Crop-specific diagnostics to simultaneously detect a large number of pathogens provides an invaluable platform for the screening of vegetative material prior to its propagation. Here we report the use of what is to-date the largest published example of a crop-specific macroarray for the detection of 38 of the most prevalent or emergent viruses to infect grapevine. The reusable array consists of 1,578 virus-specific 60 to 70mer oligonucleotide probes and 19 plant and internal control probes spotted onto an 18 × 7 cm nylon membrane. In a survey of 99 grapevines from the United States and Europe, virus infections were detected in 46 selections of Vitis vinifera, V. labrusca, and interspecific hybrids.

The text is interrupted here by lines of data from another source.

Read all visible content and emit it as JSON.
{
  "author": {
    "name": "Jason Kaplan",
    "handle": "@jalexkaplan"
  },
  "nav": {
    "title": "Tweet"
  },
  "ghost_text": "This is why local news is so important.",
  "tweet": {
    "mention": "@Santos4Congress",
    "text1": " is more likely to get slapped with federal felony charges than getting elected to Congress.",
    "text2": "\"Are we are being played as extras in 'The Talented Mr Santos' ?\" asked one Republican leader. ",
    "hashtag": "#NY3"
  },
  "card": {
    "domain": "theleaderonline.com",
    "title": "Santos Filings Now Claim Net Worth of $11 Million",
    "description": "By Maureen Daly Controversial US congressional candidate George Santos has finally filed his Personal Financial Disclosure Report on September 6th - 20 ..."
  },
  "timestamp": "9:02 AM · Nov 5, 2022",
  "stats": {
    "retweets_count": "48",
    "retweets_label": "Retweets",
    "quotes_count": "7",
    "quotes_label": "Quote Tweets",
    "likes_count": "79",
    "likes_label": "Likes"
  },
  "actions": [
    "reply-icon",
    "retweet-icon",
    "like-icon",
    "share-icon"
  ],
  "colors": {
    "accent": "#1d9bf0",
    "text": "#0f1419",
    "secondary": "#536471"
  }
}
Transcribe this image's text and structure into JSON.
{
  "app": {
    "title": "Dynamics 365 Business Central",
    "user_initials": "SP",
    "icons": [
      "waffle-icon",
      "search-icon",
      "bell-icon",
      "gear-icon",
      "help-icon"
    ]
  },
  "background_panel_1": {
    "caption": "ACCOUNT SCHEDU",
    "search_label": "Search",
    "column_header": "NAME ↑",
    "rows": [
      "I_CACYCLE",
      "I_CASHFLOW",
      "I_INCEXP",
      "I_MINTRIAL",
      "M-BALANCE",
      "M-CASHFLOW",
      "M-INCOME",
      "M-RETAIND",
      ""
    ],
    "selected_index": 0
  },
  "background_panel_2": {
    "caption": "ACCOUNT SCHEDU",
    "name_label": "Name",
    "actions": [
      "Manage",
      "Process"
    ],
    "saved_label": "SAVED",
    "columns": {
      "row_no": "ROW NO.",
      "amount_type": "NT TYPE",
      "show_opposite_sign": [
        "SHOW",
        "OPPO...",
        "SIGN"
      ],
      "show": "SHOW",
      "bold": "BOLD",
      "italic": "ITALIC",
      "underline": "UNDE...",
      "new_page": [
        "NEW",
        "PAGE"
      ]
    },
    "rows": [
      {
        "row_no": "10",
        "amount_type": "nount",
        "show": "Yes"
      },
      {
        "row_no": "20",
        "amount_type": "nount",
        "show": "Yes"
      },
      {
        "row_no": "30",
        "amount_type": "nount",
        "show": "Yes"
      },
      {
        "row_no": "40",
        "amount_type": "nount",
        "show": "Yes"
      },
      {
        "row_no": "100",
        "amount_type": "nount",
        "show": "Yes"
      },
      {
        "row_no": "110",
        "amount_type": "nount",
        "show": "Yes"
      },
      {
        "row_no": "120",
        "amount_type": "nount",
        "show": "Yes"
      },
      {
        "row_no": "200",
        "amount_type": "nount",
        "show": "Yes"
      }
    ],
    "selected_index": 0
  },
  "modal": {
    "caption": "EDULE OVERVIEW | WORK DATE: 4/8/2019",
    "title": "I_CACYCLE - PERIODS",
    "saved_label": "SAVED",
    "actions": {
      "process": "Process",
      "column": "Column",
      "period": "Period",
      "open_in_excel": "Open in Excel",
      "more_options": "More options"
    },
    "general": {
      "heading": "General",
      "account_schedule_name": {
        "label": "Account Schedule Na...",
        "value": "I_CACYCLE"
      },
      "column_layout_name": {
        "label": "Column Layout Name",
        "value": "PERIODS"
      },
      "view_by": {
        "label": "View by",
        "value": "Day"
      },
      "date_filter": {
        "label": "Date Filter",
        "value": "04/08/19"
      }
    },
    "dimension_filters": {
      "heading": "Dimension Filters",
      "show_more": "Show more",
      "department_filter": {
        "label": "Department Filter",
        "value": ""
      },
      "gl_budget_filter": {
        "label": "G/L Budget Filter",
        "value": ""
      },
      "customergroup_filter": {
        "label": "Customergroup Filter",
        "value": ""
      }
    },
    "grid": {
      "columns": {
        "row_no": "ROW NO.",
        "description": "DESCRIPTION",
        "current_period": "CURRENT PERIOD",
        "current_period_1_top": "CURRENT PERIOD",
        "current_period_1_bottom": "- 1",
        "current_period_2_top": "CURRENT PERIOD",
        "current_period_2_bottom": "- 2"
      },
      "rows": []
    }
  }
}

The majority of infected vines (30) was singly infected, while 16 were mixed-infected with viruses from two or more families. Representatives of the four main virus families Betaflexiviridae, Closteroviridae, Secoviridae, and Tymoviridae present in grapevines were found alone and in combination, with a notable bias in representation by members of the family Tymoviridae. This work demonstrates the utility of the macroarray platform for the multiplex detection of viruses in a single crop, its potential for characterizing grapevine virus associations, and usefulness for rapid diagnostics of introduced material in quarantine centers or in certification programs.
© 2014 The American Phytopathological Society